In terms of geographic dimensions and demographics, Finland is not an impressive country.
This fairytale land of more than 188,000 lakes and coniferous forests (over 78 percent of the country’s total area is covered with woodlands) is only 338,145 square kilometers in size, with a total population of just 5.4 million inhabitants.
But in terms of economics and political will, Finland is a force to be reckoned with.
This little Nordic country that started off as a Swedish province and then became an autonomous grand duchy — first of Sweden and then of Russia — before declaring its independence on Dec. 6, 1917, has always been a scrapper when it came to defending its sovereignty. (During World War II, it successfully defended its independence through carefully orchestrated diplomatic cooperation with Germany, and it resisted subsequent invasions by the Soviet Union, albeit with some loss of territory.)
And in the following half century, Finland managed to transform its rural agricultural and forestry-based society into a modern, export-oriented economy with a diverse portfolio of sustainable industries and a per capita output equal to that of France, Germany and the United Kingdom.
In 1999 — with one of the highest per capita incomes in the European Union — Finland became the only Nordic state to join the euro single currency zone.
Thanks to a strong commitment to public education, health and innovation, Finland ranks as the third-best performing economy in the world (right after Switzerland and Singapore), according to the World Economic Forum’s Global Competitiveness Report, and has one of the most skilled labor forces.
In fact, according to the London-based Legatum research institute, Finland today ranks as the 12th-most open, stable and efficient economy worldwide, and it is the second-largest knowledge-based economy in Europe (just behind Ireland).
So what does all this have to do with Mexico?
To begin with, as a part of the comprehensive free-trade and strategic partnership agreement signed 1997 between the European Union and Mexico, Finland offers ready access to Mexican businesses looking to establish commercial and economic ties.
And according to Finnish Embassy figures, combined bilateral trade between the two countries is currently $700 million annually, with Mexican exports to Finland accounting for $300 million of that total.
Between 1999 and 2012, Finnish companies invested more than $676 million in Mexico.
Although Finland’s largest single investor in Mexico, Nokia, sold off its shares to a U.S. firm four years ago, total accumulated Finnish investment still amounts to about $250 million.
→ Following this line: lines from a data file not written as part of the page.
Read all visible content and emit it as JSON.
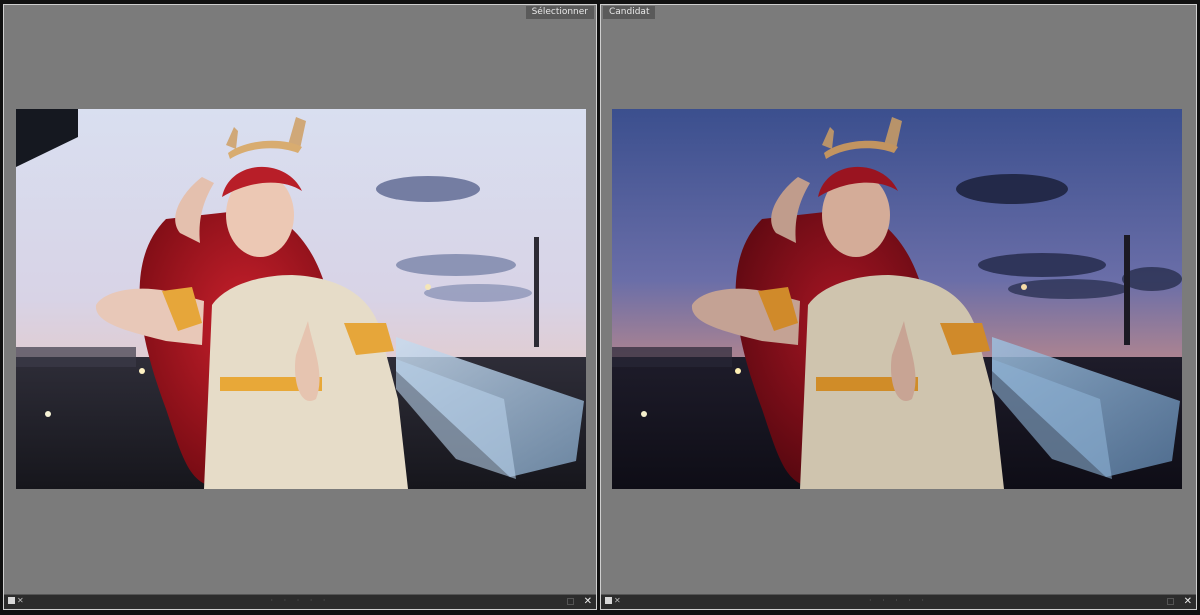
{
  "panes": {
    "left": {
      "label": "Sélectionner",
      "close_glyph": "✕",
      "flag_glyph": "✕",
      "dots": "· · · · ·"
    },
    "right": {
      "label": "Candidat",
      "close_glyph": "✕",
      "flag_glyph": "✕",
      "dots": "· · · · ·"
    }
  },
  "icons": {
    "flag": "flag-icon",
    "reject": "reject-x-icon",
    "rating_dots": "rating-dots-icon",
    "color_label": "color-label-icon",
    "close": "close-icon"
  },
  "colors": {
    "pane_bg": "#7b7b7b",
    "tag_bg": "#5a5a5a",
    "footer_bg": "#2c2c2c"
  }
}
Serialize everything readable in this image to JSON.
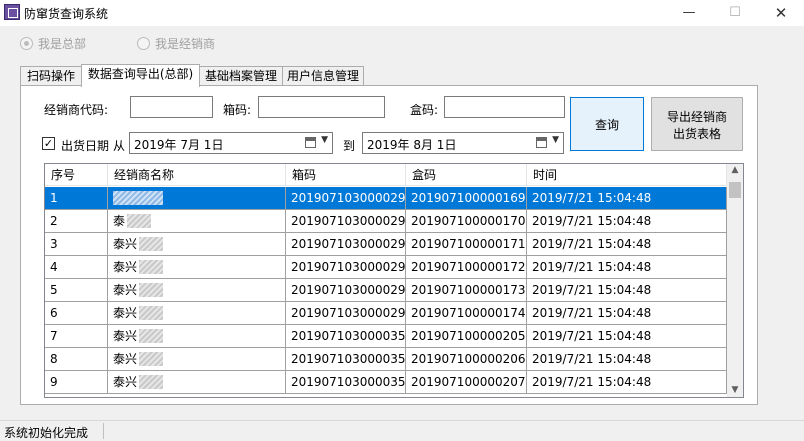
{
  "window": {
    "title": "防窜货查询系统",
    "minimize_glyph": "—",
    "maximize_glyph": "☐",
    "close_glyph": "✕",
    "icon": "app-icon"
  },
  "mode": {
    "headquarters_label": "我是总部",
    "dealer_label": "我是经销商",
    "selected": "headquarters"
  },
  "tabs": [
    "扫码操作",
    "数据查询导出(总部)",
    "基础档案管理",
    "用户信息管理"
  ],
  "active_tab": 1,
  "query": {
    "dealer_code_label": "经销商代码:",
    "dealer_code_value": "",
    "carton_code_label": "箱码:",
    "carton_code_value": "",
    "box_code_label": "盒码:",
    "box_code_value": "",
    "ship_date_label": "出货日期",
    "ship_date_checked": true,
    "check_glyph": "✓",
    "from_label": "从",
    "from_date": "2019年  7月  1日",
    "to_label": "到",
    "to_date": "2019年  8月  1日",
    "query_button": "查询",
    "export_button_line1": "导出经销商",
    "export_button_line2": "出货表格"
  },
  "table": {
    "columns": [
      "序号",
      "经销商名称",
      "箱码",
      "盒码",
      "时间"
    ],
    "rows": [
      [
        "1",
        "",
        "201907103000029",
        "201907100000169",
        "2019/7/21 15:04:48"
      ],
      [
        "2",
        "泰",
        "201907103000029",
        "201907100000170",
        "2019/7/21 15:04:48"
      ],
      [
        "3",
        "泰兴",
        "201907103000029",
        "201907100000171",
        "2019/7/21 15:04:48"
      ],
      [
        "4",
        "泰兴",
        "201907103000029",
        "201907100000172",
        "2019/7/21 15:04:48"
      ],
      [
        "5",
        "泰兴",
        "201907103000029",
        "201907100000173",
        "2019/7/21 15:04:48"
      ],
      [
        "6",
        "泰兴",
        "201907103000029",
        "201907100000174",
        "2019/7/21 15:04:48"
      ],
      [
        "7",
        "泰兴",
        "201907103000035",
        "201907100000205",
        "2019/7/21 15:04:48"
      ],
      [
        "8",
        "泰兴",
        "201907103000035",
        "201907100000206",
        "2019/7/21 15:04:48"
      ],
      [
        "9",
        "泰兴",
        "201907103000035",
        "201907100000207",
        "2019/7/21 15:04:48"
      ]
    ],
    "selected_row": 0
  },
  "scroll": {
    "up_glyph": "▲",
    "down_glyph": "▼"
  },
  "date_arrow_glyph": "▼",
  "status": {
    "text": "系统初始化完成"
  },
  "colors": {
    "selection": "#0078d7",
    "primary_border": "#0078d7"
  }
}
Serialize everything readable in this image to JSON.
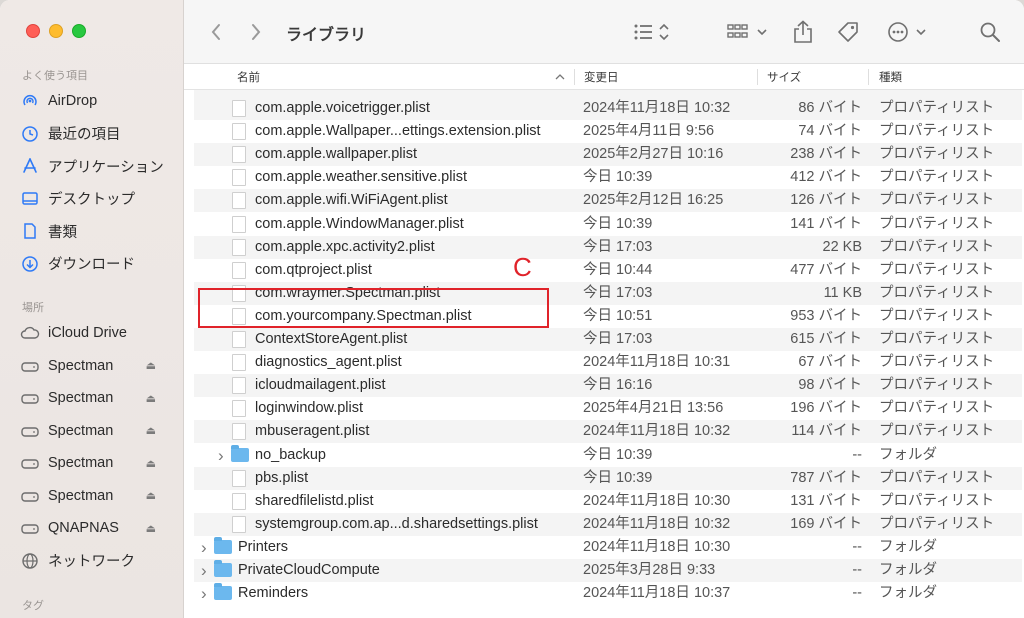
{
  "toolbar": {
    "title": "ライブラリ",
    "back_icon": "chevron-left-icon",
    "forward_icon": "chevron-right-icon"
  },
  "sidebar": {
    "favorites_title": "よく使う項目",
    "locations_title": "場所",
    "tags_title": "タグ",
    "favorites": [
      {
        "label": "AirDrop",
        "icon": "airdrop-icon"
      },
      {
        "label": "最近の項目",
        "icon": "clock-icon"
      },
      {
        "label": "アプリケーション",
        "icon": "applications-icon"
      },
      {
        "label": "デスクトップ",
        "icon": "desktop-icon"
      },
      {
        "label": "書類",
        "icon": "document-icon"
      },
      {
        "label": "ダウンロード",
        "icon": "download-icon"
      }
    ],
    "locations": [
      {
        "label": "iCloud Drive",
        "icon": "cloud-icon",
        "eject": false
      },
      {
        "label": "Spectman",
        "icon": "drive-icon",
        "eject": true
      },
      {
        "label": "Spectman",
        "icon": "drive-icon",
        "eject": true
      },
      {
        "label": "Spectman",
        "icon": "drive-icon",
        "eject": true
      },
      {
        "label": "Spectman",
        "icon": "drive-icon",
        "eject": true
      },
      {
        "label": "Spectman",
        "icon": "drive-icon",
        "eject": true
      },
      {
        "label": "QNAPNAS",
        "icon": "drive-icon",
        "eject": true
      },
      {
        "label": "ネットワーク",
        "icon": "globe-icon",
        "eject": false
      }
    ]
  },
  "header": {
    "name": "名前",
    "date": "変更日",
    "size": "サイズ",
    "kind": "種類"
  },
  "rows": [
    {
      "name": "com.apple.voicetrigger.plist",
      "date": "2024年11月18日 10:32",
      "size": "86 バイト",
      "kind": "プロパティリスト",
      "type": "file",
      "indent": 1
    },
    {
      "name": "com.apple.Wallpaper...ettings.extension.plist",
      "date": "2025年4月11日 9:56",
      "size": "74 バイト",
      "kind": "プロパティリスト",
      "type": "file",
      "indent": 1
    },
    {
      "name": "com.apple.wallpaper.plist",
      "date": "2025年2月27日 10:16",
      "size": "238 バイト",
      "kind": "プロパティリスト",
      "type": "file",
      "indent": 1
    },
    {
      "name": "com.apple.weather.sensitive.plist",
      "date": "今日 10:39",
      "size": "412 バイト",
      "kind": "プロパティリスト",
      "type": "file",
      "indent": 1
    },
    {
      "name": "com.apple.wifi.WiFiAgent.plist",
      "date": "2025年2月12日 16:25",
      "size": "126 バイト",
      "kind": "プロパティリスト",
      "type": "file",
      "indent": 1
    },
    {
      "name": "com.apple.WindowManager.plist",
      "date": "今日 10:39",
      "size": "141 バイト",
      "kind": "プロパティリスト",
      "type": "file",
      "indent": 1
    },
    {
      "name": "com.apple.xpc.activity2.plist",
      "date": "今日 17:03",
      "size": "22 KB",
      "kind": "プロパティリスト",
      "type": "file",
      "indent": 1
    },
    {
      "name": "com.qtproject.plist",
      "date": "今日 10:44",
      "size": "477 バイト",
      "kind": "プロパティリスト",
      "type": "file",
      "indent": 1
    },
    {
      "name": "com.wraymer.Spectman.plist",
      "date": "今日 17:03",
      "size": "11 KB",
      "kind": "プロパティリスト",
      "type": "file",
      "indent": 1
    },
    {
      "name": "com.yourcompany.Spectman.plist",
      "date": "今日 10:51",
      "size": "953 バイト",
      "kind": "プロパティリスト",
      "type": "file",
      "indent": 1
    },
    {
      "name": "ContextStoreAgent.plist",
      "date": "今日 17:03",
      "size": "615 バイト",
      "kind": "プロパティリスト",
      "type": "file",
      "indent": 1
    },
    {
      "name": "diagnostics_agent.plist",
      "date": "2024年11月18日 10:31",
      "size": "67 バイト",
      "kind": "プロパティリスト",
      "type": "file",
      "indent": 1
    },
    {
      "name": "icloudmailagent.plist",
      "date": "今日 16:16",
      "size": "98 バイト",
      "kind": "プロパティリスト",
      "type": "file",
      "indent": 1
    },
    {
      "name": "loginwindow.plist",
      "date": "2025年4月21日 13:56",
      "size": "196 バイト",
      "kind": "プロパティリスト",
      "type": "file",
      "indent": 1
    },
    {
      "name": "mbuseragent.plist",
      "date": "2024年11月18日 10:32",
      "size": "114 バイト",
      "kind": "プロパティリスト",
      "type": "file",
      "indent": 1
    },
    {
      "name": "no_backup",
      "date": "今日 10:39",
      "size": "--",
      "kind": "フォルダ",
      "type": "folder",
      "indent": 1
    },
    {
      "name": "pbs.plist",
      "date": "今日 10:39",
      "size": "787 バイト",
      "kind": "プロパティリスト",
      "type": "file",
      "indent": 1
    },
    {
      "name": "sharedfilelistd.plist",
      "date": "2024年11月18日 10:30",
      "size": "131 バイト",
      "kind": "プロパティリスト",
      "type": "file",
      "indent": 1
    },
    {
      "name": "systemgroup.com.ap...d.sharedsettings.plist",
      "date": "2024年11月18日 10:32",
      "size": "169 バイト",
      "kind": "プロパティリスト",
      "type": "file",
      "indent": 1
    },
    {
      "name": "Printers",
      "date": "2024年11月18日 10:30",
      "size": "--",
      "kind": "フォルダ",
      "type": "folder",
      "indent": 0
    },
    {
      "name": "PrivateCloudCompute",
      "date": "2025年3月28日 9:33",
      "size": "--",
      "kind": "フォルダ",
      "type": "folder",
      "indent": 0
    },
    {
      "name": "Reminders",
      "date": "2024年11月18日 10:37",
      "size": "--",
      "kind": "フォルダ",
      "type": "folder",
      "indent": 0
    }
  ],
  "annotation": {
    "label": "C",
    "color": "#e0232a"
  }
}
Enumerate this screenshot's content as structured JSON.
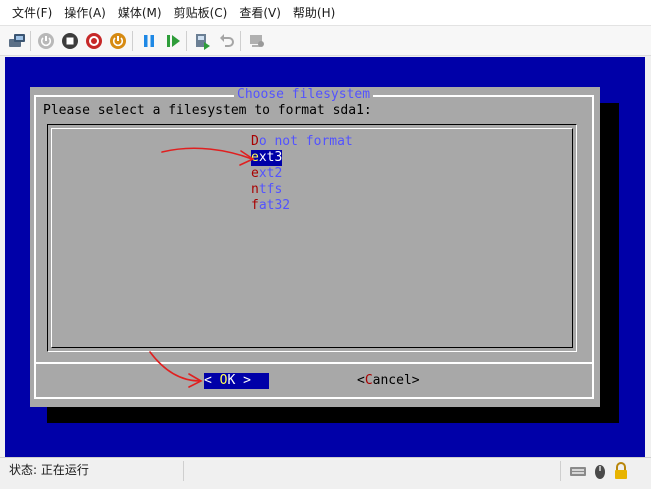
{
  "menubar": {
    "items": [
      {
        "label": "文件(F)"
      },
      {
        "label": "操作(A)"
      },
      {
        "label": "媒体(M)"
      },
      {
        "label": "剪贴板(C)"
      },
      {
        "label": "查看(V)"
      },
      {
        "label": "帮助(H)"
      }
    ]
  },
  "toolbar": {
    "icons": [
      "ctrl-alt-del-icon",
      "start-icon",
      "turn-off-icon",
      "shut-down-icon",
      "power-icon",
      "pause-icon",
      "resume-icon",
      "checkpoint-icon",
      "revert-icon",
      "enhanced-session-icon"
    ]
  },
  "dialog": {
    "title": "Choose filesystem",
    "prompt": "Please select a filesystem to format sda1:",
    "options": [
      {
        "hotkey": "D",
        "rest": "o not format",
        "selected": false
      },
      {
        "hotkey": "e",
        "rest": "xt3",
        "selected": true
      },
      {
        "hotkey": "e",
        "rest": "xt2",
        "selected": false
      },
      {
        "hotkey": "n",
        "rest": "tfs",
        "selected": false
      },
      {
        "hotkey": "f",
        "rest": "at32",
        "selected": false
      }
    ],
    "ok_button": {
      "left": "< ",
      "hotkey": "O",
      "rest": "K >"
    },
    "cancel_button": {
      "left": "<",
      "hotkey": "C",
      "rest": "ancel>"
    }
  },
  "statusbar": {
    "status_text": "状态: 正在运行"
  },
  "colors": {
    "vm_background": "#0000a8",
    "dialog_background": "#a8a8a8",
    "title_blue": "#5353ff",
    "hotkey_red": "#a80000",
    "hotkey_yellow": "#ffff54",
    "annotation_red": "#e02020"
  }
}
There are more than 30 Finnish companies with capital holdings in Mexico, 12 of which are manufacturing goods.
Finland is also an important partner for Mexico in terms of global issues and international political cooperation.
As Finnish Ambassador to Mexico Roy Kennet Eriksson pointed out during his speech at a reception to mark his country’s 99th anniversary earlier this month, Finland and Mexico have worked closely in international forums such as the United Nations on climatic change, social equality, women’s rights, children’s rights and indigenous peoples’ rights.
And as Finland and Mexico celebrate their 80th year of bilateral diplomatic ties, Helsinki has launched an extra push to jumpstart two-way cooperation even further.
In October, Finnish Prime Minister Juha Sililä paid an official visit to Mexico along with a delegation of leading Finnish entrepreneurs, and last spring a mission of Finnish parliamentarians came here to booster cooperation with their Mexican counterparts.
Last year, Finnish President Sauli Niinistö paid a five-day state visit to Mexico.
Finland, which is a world leader in environmental conservation, is also helping Mexico in its fight against ecological degradation.
Earlier this month, that country’s agricultural and environmental minister, Kimmo Tiilikainen, attended the international biodiversity summit in Cancun, and in January, Eriksson said, former Finnish President Tarja Halonen will come to Mexico to participate in a conference on sustainable development.
Finland has likewise shared its tree-husbandry expertise with Mexico through a $7 million academic exchange and consulting program launched in 1982.
For 13 years, Finnish scientists, technicians and advisors worked with their Mexican counterparts to produce literally thousands of documents on soil analysis, climate studies, water resources and appropriate harvesting techniques to help Mexico develop its own forest industry into a well-honed and self-sustaining sector.
Cultural exchanges between Mexico and Finland abound, and Eriksson said that as part of his country’s centennial celebration in 2017, his government will be sponsoring a series of additional cultural and artistic events in Mexico.
“This year has been an extraordinarily active one [in terms of two-way cooperation] and the bilateral relationship between Finland and Mexico has reached a historical high,” Eriksson said.
Finland is doing its part to foster binational cooperation.
Finland is already an important partner for Mexico and the potential to increase mutually beneficial cooperation clearly exists.
Finland may be a tiny country of just 5.4 million people, but it is an economic dynamo and close friend to Mexico that should not be overlooked.
Thérèse Margolis can be reached at firstname.lastname@example.org.